A Mario Endless Runner

Again, rather than looking to cannibalise the array of Mario platformers currently available on its handheld consoles, Nintendo could mix up its star in a familiar mobile scenario: no zipping back and fourth in a 2D Mushroom Kingdom, but a mobile build which could see Mario rushing through an endlessly scrolling journey through worlds lifted from his back catalogue. Players would have to hop over obstacles, stomp foes and attempt to collect powerups along route. 

Think of it as Temple Run, but with a different viewing angle, a bigger array of potential level designs and fireballs.

A miniature Animal Crossing

The open-ended world of Animal Crossing is ripe for a mobile conversion - whether it ties in with the other Nintendo formats or as a reduced standalone title. Running around collecting, trading and displaying items could offer hours of entertainment to bored commuters, with a huge array of microtransactions available to those who don't have the patience to find a few more insects.

We're keeping our fingers crossed that microtransactions don't find a place in Nintendo's new line up, but given that they're only making mobile games to increase their revenue, it could well crop up in one of their offerings. 

A Dr Mario block puzzle

Come in Candy Crush, your time is up.

First released in 1990, Nintendo's take on a block puzzle/Tetris game is brimming with the sort of simplistic charm that makes big money on mobile app stores. Not much tweaking would have to take place to create a modern smartphone version of the title, which sees players rotate and match up coloured tablets in a bid to destroy tiny coloured viruses.

Having already received a popular port for the 3DS and Wii U Virtual Console, Dr Mario could be getting to know a whole new kind of tablet very soon. Because, tablet computers and iPads? Yeah? Good.

A Pokémon card trading game

We would love a Pokémon game on our smartphone. Our productivity would take a severe hit, and we shudder to think what it would do to our battery life, but dipping in to catch 'em all while waiting for a self service till to become available could be a deeply addictive experience. 

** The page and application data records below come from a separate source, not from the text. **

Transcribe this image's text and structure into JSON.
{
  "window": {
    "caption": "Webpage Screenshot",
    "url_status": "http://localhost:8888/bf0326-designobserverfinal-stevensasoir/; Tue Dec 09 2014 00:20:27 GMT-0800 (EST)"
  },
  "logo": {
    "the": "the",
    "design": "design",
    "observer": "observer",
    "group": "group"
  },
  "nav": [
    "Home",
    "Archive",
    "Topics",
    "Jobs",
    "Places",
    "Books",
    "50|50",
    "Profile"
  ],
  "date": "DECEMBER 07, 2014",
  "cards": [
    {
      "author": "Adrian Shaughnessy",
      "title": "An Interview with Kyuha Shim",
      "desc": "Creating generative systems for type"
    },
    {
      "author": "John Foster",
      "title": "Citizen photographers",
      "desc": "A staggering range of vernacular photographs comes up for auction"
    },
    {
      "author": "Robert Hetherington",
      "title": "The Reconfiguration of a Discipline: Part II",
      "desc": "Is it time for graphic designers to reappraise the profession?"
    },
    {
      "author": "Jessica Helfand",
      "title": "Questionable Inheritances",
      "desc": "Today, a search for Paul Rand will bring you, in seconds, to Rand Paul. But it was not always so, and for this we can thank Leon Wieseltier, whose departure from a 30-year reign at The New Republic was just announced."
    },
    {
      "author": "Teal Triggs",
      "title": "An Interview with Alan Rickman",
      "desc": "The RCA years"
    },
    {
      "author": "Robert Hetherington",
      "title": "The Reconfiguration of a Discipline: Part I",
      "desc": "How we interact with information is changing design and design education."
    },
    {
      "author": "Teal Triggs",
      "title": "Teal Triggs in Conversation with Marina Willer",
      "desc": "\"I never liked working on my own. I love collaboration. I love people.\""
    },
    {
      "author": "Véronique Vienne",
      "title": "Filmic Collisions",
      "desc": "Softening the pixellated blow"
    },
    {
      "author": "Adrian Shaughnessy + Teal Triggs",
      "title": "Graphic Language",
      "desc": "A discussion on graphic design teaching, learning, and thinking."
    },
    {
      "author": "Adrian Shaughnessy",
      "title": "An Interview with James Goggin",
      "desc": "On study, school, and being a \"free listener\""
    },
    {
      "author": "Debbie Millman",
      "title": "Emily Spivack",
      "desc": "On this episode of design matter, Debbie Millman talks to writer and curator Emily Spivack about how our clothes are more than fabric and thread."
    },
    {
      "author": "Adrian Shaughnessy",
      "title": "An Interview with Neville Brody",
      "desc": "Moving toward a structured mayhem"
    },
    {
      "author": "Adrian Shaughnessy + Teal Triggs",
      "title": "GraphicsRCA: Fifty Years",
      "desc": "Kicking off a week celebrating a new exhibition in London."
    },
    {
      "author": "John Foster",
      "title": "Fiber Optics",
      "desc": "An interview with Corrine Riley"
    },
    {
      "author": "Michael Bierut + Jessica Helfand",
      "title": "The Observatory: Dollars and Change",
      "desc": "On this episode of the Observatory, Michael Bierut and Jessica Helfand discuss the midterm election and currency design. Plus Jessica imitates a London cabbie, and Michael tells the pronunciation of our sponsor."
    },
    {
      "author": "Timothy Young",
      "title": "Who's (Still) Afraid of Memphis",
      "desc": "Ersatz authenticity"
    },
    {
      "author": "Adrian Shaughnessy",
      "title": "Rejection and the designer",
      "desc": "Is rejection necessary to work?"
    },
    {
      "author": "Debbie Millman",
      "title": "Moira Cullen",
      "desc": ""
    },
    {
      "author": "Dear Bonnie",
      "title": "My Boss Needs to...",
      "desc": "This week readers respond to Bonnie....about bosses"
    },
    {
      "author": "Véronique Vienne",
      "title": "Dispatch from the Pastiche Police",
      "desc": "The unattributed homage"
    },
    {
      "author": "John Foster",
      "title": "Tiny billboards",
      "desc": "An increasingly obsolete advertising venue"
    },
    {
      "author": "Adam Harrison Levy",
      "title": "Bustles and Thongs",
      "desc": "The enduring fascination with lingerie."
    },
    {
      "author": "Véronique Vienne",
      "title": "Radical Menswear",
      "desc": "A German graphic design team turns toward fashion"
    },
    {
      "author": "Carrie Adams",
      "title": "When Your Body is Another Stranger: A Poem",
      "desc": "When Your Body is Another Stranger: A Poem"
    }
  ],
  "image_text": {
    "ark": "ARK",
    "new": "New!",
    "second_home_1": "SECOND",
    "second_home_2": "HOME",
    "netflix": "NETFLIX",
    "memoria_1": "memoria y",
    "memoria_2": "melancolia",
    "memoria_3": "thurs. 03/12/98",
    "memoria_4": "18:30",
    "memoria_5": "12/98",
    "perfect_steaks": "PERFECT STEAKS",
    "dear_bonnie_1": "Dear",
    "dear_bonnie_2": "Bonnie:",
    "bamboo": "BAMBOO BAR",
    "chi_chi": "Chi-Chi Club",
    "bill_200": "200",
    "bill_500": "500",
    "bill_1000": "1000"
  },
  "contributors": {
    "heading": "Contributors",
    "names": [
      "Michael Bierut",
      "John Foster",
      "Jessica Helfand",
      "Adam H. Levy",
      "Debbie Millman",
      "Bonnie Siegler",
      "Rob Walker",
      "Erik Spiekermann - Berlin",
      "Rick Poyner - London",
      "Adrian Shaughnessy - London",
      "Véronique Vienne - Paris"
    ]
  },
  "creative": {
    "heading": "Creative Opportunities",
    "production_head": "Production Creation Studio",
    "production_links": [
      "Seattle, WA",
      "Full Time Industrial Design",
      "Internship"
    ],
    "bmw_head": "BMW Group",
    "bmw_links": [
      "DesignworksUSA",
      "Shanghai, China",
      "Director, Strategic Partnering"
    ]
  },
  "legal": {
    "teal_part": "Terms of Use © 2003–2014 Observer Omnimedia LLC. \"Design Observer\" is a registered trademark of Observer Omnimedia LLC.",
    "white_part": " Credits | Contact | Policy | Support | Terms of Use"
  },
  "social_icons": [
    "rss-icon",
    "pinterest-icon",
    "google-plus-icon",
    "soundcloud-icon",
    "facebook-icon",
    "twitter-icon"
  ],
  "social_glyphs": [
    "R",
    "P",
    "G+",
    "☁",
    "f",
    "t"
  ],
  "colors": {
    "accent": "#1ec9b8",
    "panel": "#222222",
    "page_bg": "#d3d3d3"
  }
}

Yet again, Nintendo won't want to cut into sales of its existing Pokémon titles - so one potential avenue for the mobile platform could revolve around its beloved trading card format. Build decks, take on players online in a turn-based battle system, buy new packs from a Nintendo store and trade with other gamers for the cards you really want. 

On second thoughts, maybe we should just fetch our old collection from the attic and put out message on Twitter for an impromptu tournament.